**Material for this task:**
• • •
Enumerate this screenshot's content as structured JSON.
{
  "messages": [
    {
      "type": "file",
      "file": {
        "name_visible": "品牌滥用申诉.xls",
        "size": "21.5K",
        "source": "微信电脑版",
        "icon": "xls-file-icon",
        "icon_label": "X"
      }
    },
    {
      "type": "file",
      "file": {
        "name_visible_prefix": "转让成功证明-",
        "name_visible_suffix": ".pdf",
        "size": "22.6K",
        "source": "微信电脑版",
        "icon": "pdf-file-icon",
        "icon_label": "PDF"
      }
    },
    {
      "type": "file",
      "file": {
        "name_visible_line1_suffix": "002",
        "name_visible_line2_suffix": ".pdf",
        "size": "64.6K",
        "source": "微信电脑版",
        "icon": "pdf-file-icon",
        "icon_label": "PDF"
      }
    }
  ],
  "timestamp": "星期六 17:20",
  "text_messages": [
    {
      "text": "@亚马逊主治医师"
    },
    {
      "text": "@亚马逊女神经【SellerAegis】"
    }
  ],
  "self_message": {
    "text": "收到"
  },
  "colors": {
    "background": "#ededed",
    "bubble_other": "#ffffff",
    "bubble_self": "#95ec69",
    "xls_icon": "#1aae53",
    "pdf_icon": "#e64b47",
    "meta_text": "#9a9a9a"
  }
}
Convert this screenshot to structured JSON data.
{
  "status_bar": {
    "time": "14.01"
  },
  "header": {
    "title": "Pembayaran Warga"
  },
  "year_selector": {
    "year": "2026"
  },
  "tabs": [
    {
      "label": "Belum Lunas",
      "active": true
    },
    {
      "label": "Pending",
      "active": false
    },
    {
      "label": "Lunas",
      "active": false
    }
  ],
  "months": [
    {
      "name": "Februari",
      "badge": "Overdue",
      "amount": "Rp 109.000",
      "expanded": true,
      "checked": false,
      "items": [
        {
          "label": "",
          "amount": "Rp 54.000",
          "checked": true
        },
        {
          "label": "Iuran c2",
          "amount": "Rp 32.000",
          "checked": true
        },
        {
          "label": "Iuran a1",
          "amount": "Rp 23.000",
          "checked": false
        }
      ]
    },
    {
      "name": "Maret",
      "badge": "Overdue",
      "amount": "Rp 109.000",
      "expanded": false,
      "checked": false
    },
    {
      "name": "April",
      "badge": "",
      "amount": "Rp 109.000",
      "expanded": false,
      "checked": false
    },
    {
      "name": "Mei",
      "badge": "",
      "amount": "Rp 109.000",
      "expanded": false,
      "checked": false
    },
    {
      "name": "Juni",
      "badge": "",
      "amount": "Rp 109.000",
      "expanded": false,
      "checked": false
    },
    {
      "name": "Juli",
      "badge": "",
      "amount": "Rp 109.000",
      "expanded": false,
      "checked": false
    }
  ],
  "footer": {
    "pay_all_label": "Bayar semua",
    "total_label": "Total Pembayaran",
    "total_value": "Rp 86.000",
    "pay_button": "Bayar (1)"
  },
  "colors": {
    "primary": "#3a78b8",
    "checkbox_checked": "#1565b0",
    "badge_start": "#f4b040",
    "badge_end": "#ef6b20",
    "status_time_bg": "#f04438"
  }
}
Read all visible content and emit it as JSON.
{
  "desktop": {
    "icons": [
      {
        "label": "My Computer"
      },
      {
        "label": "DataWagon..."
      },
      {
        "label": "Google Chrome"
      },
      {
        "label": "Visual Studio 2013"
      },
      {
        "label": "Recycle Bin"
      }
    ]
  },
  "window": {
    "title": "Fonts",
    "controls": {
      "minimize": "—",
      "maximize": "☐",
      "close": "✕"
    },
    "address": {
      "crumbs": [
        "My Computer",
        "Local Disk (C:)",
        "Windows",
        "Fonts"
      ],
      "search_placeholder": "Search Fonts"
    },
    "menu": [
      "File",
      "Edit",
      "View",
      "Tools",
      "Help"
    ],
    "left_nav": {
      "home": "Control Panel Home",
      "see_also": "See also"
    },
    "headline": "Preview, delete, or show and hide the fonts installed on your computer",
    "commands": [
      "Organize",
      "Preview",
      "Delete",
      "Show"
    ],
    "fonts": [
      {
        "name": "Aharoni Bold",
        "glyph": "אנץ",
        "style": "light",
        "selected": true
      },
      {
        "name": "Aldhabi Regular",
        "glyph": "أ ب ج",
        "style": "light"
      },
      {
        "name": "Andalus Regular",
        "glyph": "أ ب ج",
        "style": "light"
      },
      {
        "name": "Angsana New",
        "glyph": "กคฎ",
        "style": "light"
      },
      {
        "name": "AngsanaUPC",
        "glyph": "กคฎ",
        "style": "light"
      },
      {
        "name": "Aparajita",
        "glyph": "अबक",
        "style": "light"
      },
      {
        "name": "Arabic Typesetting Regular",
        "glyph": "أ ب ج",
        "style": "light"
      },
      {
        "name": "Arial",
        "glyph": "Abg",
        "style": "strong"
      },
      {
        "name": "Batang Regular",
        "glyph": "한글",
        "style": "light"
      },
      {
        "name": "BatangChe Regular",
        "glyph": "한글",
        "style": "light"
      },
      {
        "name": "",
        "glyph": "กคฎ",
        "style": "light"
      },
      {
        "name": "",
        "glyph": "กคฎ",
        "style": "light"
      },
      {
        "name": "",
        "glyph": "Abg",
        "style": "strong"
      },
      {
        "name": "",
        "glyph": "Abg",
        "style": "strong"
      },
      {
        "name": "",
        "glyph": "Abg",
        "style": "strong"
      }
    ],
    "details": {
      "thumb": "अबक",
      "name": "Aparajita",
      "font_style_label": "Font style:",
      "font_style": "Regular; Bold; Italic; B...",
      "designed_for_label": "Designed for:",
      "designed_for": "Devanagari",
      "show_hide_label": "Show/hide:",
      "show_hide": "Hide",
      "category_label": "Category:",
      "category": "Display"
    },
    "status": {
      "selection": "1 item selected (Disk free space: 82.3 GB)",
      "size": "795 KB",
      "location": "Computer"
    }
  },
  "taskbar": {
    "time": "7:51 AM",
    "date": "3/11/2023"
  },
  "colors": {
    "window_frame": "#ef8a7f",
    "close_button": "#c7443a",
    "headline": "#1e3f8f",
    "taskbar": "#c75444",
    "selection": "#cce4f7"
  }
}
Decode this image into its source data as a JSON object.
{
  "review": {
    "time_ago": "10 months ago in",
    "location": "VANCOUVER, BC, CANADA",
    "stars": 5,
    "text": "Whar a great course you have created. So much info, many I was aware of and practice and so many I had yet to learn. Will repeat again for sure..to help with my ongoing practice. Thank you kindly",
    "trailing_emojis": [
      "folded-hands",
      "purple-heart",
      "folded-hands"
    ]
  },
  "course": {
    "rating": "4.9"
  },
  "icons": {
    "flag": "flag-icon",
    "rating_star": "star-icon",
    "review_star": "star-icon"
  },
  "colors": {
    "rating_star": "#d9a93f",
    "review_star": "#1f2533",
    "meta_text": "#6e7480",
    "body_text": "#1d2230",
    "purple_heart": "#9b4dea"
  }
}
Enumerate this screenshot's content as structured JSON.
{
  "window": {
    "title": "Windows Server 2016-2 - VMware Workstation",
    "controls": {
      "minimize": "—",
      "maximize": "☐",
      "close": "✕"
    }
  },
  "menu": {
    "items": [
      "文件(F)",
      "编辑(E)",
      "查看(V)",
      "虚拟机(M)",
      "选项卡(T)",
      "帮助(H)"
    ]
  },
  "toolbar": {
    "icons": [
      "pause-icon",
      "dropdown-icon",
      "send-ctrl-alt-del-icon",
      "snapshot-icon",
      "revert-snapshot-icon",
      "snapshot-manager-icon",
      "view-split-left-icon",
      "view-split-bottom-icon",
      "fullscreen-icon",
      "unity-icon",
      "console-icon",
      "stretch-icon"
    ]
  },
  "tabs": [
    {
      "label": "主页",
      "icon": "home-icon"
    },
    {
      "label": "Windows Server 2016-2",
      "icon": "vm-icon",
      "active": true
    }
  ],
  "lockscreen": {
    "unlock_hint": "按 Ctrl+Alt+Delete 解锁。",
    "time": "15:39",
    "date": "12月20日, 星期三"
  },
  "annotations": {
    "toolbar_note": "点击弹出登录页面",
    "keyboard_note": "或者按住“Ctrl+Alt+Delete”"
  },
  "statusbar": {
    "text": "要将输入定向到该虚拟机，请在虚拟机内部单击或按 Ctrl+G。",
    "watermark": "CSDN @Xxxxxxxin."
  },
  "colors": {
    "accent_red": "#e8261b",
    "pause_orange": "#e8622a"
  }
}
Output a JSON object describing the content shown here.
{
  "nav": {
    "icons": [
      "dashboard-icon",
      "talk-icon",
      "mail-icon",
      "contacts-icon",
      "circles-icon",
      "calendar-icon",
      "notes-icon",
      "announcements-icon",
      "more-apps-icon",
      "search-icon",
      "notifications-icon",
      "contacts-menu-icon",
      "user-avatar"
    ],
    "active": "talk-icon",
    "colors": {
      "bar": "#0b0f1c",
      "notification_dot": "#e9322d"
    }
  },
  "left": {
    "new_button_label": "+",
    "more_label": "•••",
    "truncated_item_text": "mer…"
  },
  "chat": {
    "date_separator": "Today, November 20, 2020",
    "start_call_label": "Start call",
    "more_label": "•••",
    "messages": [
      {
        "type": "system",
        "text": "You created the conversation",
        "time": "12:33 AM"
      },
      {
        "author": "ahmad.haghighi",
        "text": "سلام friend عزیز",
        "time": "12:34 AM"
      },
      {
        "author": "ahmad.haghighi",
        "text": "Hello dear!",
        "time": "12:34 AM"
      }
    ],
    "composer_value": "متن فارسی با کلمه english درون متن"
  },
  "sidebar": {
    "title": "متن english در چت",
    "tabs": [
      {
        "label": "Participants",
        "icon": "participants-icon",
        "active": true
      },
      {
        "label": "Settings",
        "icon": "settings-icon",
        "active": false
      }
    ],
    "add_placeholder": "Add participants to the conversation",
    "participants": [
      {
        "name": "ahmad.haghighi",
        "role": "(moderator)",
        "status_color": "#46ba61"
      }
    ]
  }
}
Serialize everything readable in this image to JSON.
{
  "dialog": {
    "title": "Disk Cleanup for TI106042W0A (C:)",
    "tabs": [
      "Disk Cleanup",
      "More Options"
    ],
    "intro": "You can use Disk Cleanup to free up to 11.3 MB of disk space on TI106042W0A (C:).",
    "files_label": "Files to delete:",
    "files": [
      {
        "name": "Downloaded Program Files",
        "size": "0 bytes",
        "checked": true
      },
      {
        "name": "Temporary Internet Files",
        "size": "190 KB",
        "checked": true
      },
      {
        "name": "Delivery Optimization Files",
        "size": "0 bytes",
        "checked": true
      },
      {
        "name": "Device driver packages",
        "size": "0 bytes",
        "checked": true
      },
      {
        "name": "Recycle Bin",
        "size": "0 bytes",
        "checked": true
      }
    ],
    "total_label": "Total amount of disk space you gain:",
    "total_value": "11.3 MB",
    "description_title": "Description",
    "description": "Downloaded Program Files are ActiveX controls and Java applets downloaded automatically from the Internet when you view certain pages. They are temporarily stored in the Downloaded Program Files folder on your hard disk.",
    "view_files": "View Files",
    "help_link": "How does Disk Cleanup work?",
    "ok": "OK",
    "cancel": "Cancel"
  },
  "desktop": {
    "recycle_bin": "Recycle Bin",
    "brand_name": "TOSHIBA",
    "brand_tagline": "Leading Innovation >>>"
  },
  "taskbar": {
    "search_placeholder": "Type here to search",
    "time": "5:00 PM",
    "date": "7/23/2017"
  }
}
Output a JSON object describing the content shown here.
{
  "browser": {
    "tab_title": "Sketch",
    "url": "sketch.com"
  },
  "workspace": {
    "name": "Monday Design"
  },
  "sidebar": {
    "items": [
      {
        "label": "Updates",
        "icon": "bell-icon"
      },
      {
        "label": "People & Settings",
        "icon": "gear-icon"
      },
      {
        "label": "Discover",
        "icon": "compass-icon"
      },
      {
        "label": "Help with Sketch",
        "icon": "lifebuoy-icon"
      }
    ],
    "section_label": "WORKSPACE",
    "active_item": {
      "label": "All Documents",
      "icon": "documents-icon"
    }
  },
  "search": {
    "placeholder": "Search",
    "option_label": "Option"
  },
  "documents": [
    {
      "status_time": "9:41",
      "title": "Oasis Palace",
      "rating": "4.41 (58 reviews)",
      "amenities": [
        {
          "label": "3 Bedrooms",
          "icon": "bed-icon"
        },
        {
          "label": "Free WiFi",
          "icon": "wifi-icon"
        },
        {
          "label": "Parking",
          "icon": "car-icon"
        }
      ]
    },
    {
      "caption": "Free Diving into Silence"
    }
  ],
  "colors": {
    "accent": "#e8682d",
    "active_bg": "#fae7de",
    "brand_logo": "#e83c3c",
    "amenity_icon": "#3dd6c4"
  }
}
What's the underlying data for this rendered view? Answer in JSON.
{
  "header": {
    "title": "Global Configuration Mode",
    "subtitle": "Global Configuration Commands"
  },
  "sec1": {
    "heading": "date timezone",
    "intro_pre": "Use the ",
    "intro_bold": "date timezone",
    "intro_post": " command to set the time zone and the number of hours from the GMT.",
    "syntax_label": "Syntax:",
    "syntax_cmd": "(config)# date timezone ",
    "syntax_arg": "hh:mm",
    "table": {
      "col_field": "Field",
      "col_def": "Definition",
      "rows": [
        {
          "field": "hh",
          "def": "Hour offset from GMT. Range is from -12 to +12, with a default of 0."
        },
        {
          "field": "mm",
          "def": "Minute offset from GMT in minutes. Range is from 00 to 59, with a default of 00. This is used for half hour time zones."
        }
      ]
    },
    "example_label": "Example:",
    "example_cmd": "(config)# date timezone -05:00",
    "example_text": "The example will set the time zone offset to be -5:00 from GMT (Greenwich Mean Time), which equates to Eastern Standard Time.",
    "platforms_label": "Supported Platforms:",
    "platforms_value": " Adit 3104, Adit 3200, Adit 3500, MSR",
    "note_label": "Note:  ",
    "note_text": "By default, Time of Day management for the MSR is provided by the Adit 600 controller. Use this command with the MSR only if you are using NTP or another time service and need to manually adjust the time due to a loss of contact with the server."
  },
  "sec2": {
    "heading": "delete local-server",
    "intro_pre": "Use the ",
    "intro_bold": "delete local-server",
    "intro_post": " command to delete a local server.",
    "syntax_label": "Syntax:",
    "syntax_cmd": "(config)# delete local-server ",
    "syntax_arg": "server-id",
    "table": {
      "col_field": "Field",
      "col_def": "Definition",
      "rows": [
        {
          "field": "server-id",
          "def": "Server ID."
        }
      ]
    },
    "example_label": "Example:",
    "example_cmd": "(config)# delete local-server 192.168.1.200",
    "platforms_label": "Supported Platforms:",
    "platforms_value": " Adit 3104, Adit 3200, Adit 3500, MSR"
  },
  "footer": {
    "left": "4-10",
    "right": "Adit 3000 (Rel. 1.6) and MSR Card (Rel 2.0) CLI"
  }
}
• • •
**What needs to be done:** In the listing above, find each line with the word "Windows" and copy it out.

**Response to the task:**
        "Windows",
    "title": "Windows Server 2016-2 - VMware Workstation",
      "label": "Windows Server 2016-2",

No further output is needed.